In one film named Dancin' that Fosse choreographed to a song called "Big Noise from Winnetka in which three jittery dancers twitched at one dynamic level for the entire piece" (Kriegel, 1994, 97). This portrayed the dynamic of a jazz piece. It does not matter whether or not the dancer is jittery or if they are solid and have good jazz hands, it is about the feeling from with inside the audience when they see the piece.

During the next twenty years jazz dance became a staple in modern society. Certain dances became fads that young students are taught about in modern day jazz classes. Jazz dance has been used and performed world wide by millions of people. A group of women performers known as the Radio City Rockets have been performing since the early 1970s and are still performing today. Many people from across the United States travel to see them perform during special holidays such as Thanksgiving and Christmas. Another such performer known world wide is the King of Pop, Michael Jackson. Jackson has a very unique style of dance that many people have tried to perform and emulate since the 1980s. If one were to ask another, Michael Jackson would most likely be known by everyone across the world. Jazz dance has become a hung thing in the modern world and will continue to be a thing of the past, present, and future.

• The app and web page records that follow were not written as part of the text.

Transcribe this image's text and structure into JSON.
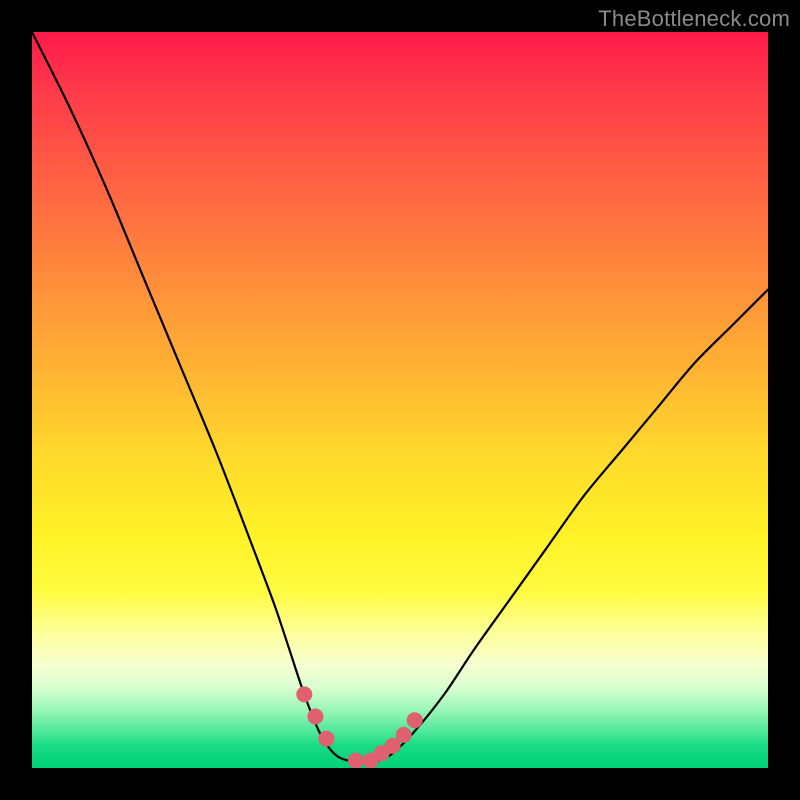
{
  "watermark": "TheBottleneck.com",
  "chart_data": {
    "type": "line",
    "title": "",
    "xlabel": "",
    "ylabel": "",
    "xlim": [
      0,
      100
    ],
    "ylim": [
      0,
      100
    ],
    "grid": false,
    "legend": false,
    "series": [
      {
        "name": "bottleneck-curve",
        "color": "#000000",
        "x": [
          0,
          5,
          10,
          15,
          20,
          25,
          30,
          33,
          35,
          37,
          39,
          41,
          43,
          45,
          47,
          49,
          52,
          56,
          60,
          65,
          70,
          75,
          80,
          85,
          90,
          95,
          100
        ],
        "values": [
          100,
          90,
          79,
          67,
          55,
          43,
          30,
          22,
          16,
          10,
          5,
          2,
          1,
          1,
          1,
          2,
          5,
          10,
          16,
          23,
          30,
          37,
          43,
          49,
          55,
          60,
          65
        ]
      },
      {
        "name": "highlight-markers",
        "color": "#e06070",
        "marker": "circle",
        "x": [
          37,
          38.5,
          40,
          44,
          46,
          47.5,
          49,
          50.5,
          52
        ],
        "values": [
          10,
          7,
          4,
          1,
          1,
          2,
          3,
          4.5,
          6.5
        ]
      }
    ],
    "background_gradient": {
      "top": "#ff1a4a",
      "mid": "#fff126",
      "bottom": "#00d178"
    }
  }
}
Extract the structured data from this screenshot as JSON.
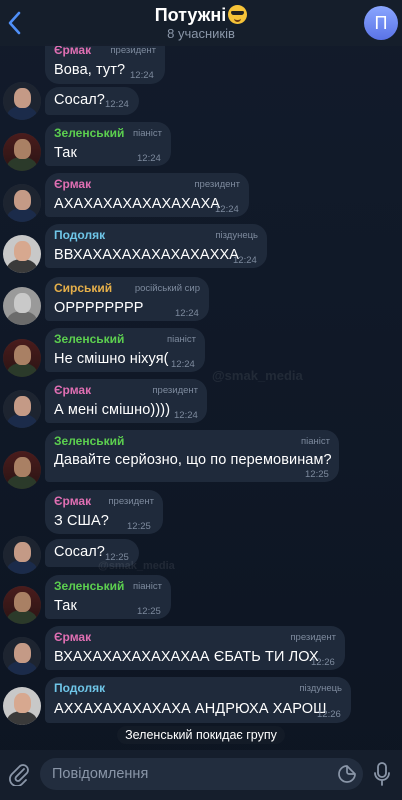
{
  "header": {
    "back_icon": "chevron-left-icon",
    "title": "Потужні",
    "title_emoji": "sunglasses-emoji-icon",
    "subtitle": "8 учасників",
    "avatar_letter": "П"
  },
  "messages": [
    {
      "sender": "Єрмак",
      "role": "президент",
      "text": "Вова, тут?",
      "time": "12:24",
      "color": "#e06fb3",
      "avatar": "yermak"
    },
    {
      "sender": "",
      "role": "",
      "text": "Сосал?",
      "time": "12:24",
      "color": "",
      "avatar": "yermak"
    },
    {
      "sender": "Зеленський",
      "role": "піаніст",
      "text": "Так",
      "time": "12:24",
      "color": "#5ccf4f",
      "avatar": "zelensky"
    },
    {
      "sender": "Єрмак",
      "role": "президент",
      "text": "АХАХАХАХАХАХАХАХА",
      "time": "12:24",
      "color": "#e06fb3",
      "avatar": "yermak"
    },
    {
      "sender": "Подоляк",
      "role": "піздунець",
      "text": "ВВХАХАХАХАХАХАХАХХА",
      "time": "12:24",
      "color": "#6fc6e8",
      "avatar": "podolyak"
    },
    {
      "sender": "Сирський",
      "role": "російський сир",
      "text": "ОРРРРРРРР",
      "time": "12:24",
      "color": "#e6b04a",
      "avatar": "syrsky"
    },
    {
      "sender": "Зеленський",
      "role": "піаніст",
      "text": "Не смішно ніхуя(",
      "time": "12:24",
      "color": "#5ccf4f",
      "avatar": "zelensky"
    },
    {
      "sender": "Єрмак",
      "role": "президент",
      "text": "А мені смішно))))",
      "time": "12:24",
      "color": "#e06fb3",
      "avatar": "yermak"
    },
    {
      "sender": "Зеленський",
      "role": "піаніст",
      "text": "Давайте серйозно, що по перемовинам?",
      "time": "12:25",
      "color": "#5ccf4f",
      "avatar": "zelensky"
    },
    {
      "sender": "Єрмак",
      "role": "президент",
      "text": "З США?",
      "time": "12:25",
      "color": "#e06fb3",
      "avatar": "yermak"
    },
    {
      "sender": "",
      "role": "",
      "text": "Сосал?",
      "time": "12:25",
      "color": "",
      "avatar": "yermak"
    },
    {
      "sender": "Зеленський",
      "role": "піаніст",
      "text": "Так",
      "time": "12:25",
      "color": "#5ccf4f",
      "avatar": "zelensky"
    },
    {
      "sender": "Єрмак",
      "role": "президент",
      "text": "ВХАХАХАХАХАХАХАА ЄБАТЬ ТИ ЛОХ",
      "time": "12:26",
      "color": "#e06fb3",
      "avatar": "yermak"
    },
    {
      "sender": "Подоляк",
      "role": "піздунець",
      "text": "АХХАХАХАХАХАХА АНДРЮХА ХАРОШ",
      "time": "12:26",
      "color": "#6fc6e8",
      "avatar": "podolyak"
    }
  ],
  "watermark": "@smak_media",
  "service_message": "Зеленський покидає групу",
  "input": {
    "placeholder": "Повідомлення",
    "attach_icon": "paperclip-icon",
    "sticker_icon": "sticker-icon",
    "mic_icon": "microphone-icon"
  }
}
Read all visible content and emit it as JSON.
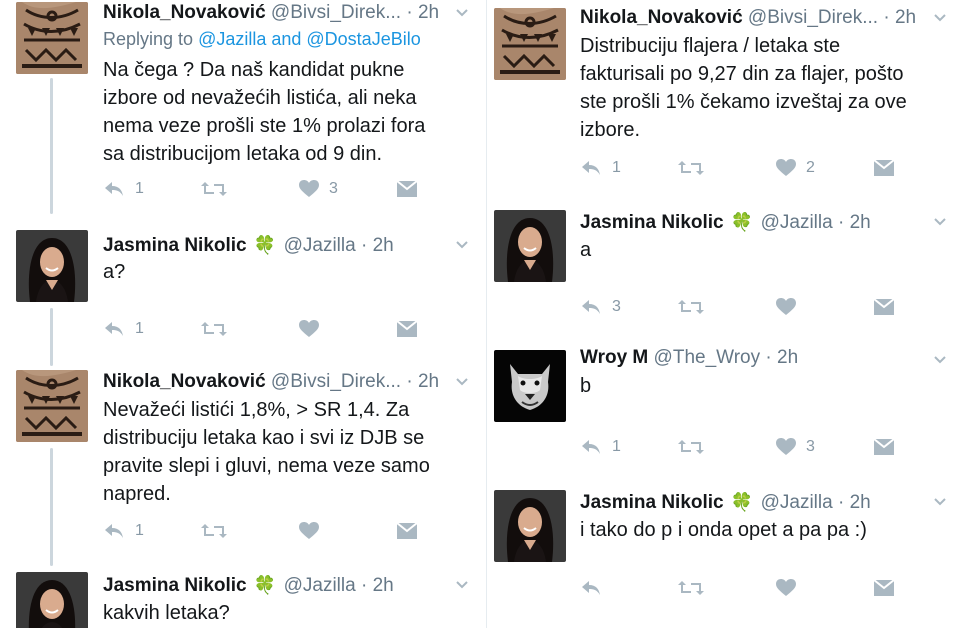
{
  "colors": {
    "name": "#14171a",
    "meta": "#657786",
    "link": "#1b95e0",
    "action": "#aab8c2",
    "clover": "#5aa33b",
    "thread": "#ccd6dd"
  },
  "icons": {
    "reply": "reply-icon",
    "retweet": "retweet-icon",
    "like": "heart-icon",
    "dm": "envelope-icon",
    "menu": "chevron-down-icon",
    "verified": "four-leaf-clover-icon"
  },
  "left": {
    "t1": {
      "name": "Nikola_Novaković",
      "handle": "@Bivsi_Direk...",
      "dot": "·",
      "time": "2h",
      "replying_prefix": "Replying to",
      "replying_mentions": "@Jazilla and @DostaJeBilo",
      "lines": [
        "Na čega ? Da naš kandidat pukne",
        "izbore od nevažećih listića, ali neka",
        "nema veze prošli ste 1% prolazi fora",
        "sa distribucijom letaka od 9 din."
      ],
      "replies": "1",
      "retweets": "",
      "likes": "3"
    },
    "t2": {
      "name": "Jasmina Nikolic",
      "clover": "🍀",
      "handle": "@Jazilla",
      "dot": "·",
      "time": "2h",
      "lines": [
        "a?"
      ],
      "replies": "1",
      "retweets": "",
      "likes": ""
    },
    "t3": {
      "name": "Nikola_Novaković",
      "handle": "@Bivsi_Direk...",
      "dot": "·",
      "time": "2h",
      "lines": [
        "Nevažeći listići 1,8%, > SR 1,4. Za",
        "distribuciju letaka kao i svi iz DJB se",
        "pravite slepi i gluvi, nema veze samo",
        "napred."
      ],
      "replies": "1",
      "retweets": "",
      "likes": ""
    },
    "t4": {
      "name": "Jasmina Nikolic",
      "clover": "🍀",
      "handle": "@Jazilla",
      "dot": "·",
      "time": "2h",
      "lines": [
        "kakvih letaka?"
      ]
    }
  },
  "right": {
    "t1": {
      "name": "Nikola_Novaković",
      "handle": "@Bivsi_Direk...",
      "dot": "·",
      "time": "2h",
      "lines": [
        "Distribuciju flajera / letaka ste",
        "fakturisali po 9,27 din za flajer, pošto",
        "ste prošli 1% čekamo izveštaj za ove",
        "izbore."
      ],
      "replies": "1",
      "retweets": "",
      "likes": "2"
    },
    "t2": {
      "name": "Jasmina Nikolic",
      "clover": "🍀",
      "handle": "@Jazilla",
      "dot": "·",
      "time": "2h",
      "lines": [
        "a"
      ],
      "replies": "3",
      "retweets": "",
      "likes": ""
    },
    "t3": {
      "name": "Wroy M",
      "handle": "@The_Wroy",
      "dot": "·",
      "time": "2h",
      "lines": [
        "b"
      ],
      "replies": "1",
      "retweets": "",
      "likes": "3"
    },
    "t4": {
      "name": "Jasmina Nikolic",
      "clover": "🍀",
      "handle": "@Jazilla",
      "dot": "·",
      "time": "2h",
      "lines": [
        "i tako do p i onda opet a pa pa :)"
      ],
      "replies": "",
      "retweets": "",
      "likes": ""
    }
  }
}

In conclusion, the historical significance of jazz dances can be traced back to the African culture of the early 1700s. Jazz dance has grown from a cultural tradition into a world wide genre in dance. People throughout time have placed their own mark on the style and more people will evolve in the style as the years pass. Having studied jazz dance as my research topic, I have learned much more about the art from than I did when I was younger and "in love" with jazz dance. Jazz dance is a world thing that will enrich your life and I am glad that I have let it enrich mine.


Stearns, Marshall, & Stearns, Jean. (1979). Jazz Dance: The Story of American Vernacular Dance. New York : Schrimer Books.

Kraines, Miranda Goodman, & Pryor, Esther. (2005). Jump Into Jazz: The Basics and Beyond for the Jazz Dance Student. Boston : McGraw-Hill.

Hatchett, Frank, & Gitlin, Nancy Myers. (2000). Frank Hatchett's Jazz Dance.

United States : Human Kinetics.

Kriegel , Lorraine Person, & Vaccarro, Kimberly Chandler. (1994). Jazz Dance Today. Minnesota : West Publishing Company.

Patrick. (2003). News: " Chicago " wins 3 SAG Awards!. Retrieved November 1, 2005 from http://www.efanguide.com/~chicago/index.html#

Patrick. (2003). Oscars: ' Chicago ' Big Winner at 75th Academy Awards!. Retrieved November 1, 2005 from http://www.efanguide.com/~chicago/index.html#

Richards, Martin (Producer), Marshall, Rob (Director). (2002). Chicago [Motion Picture]. United States : Miramax.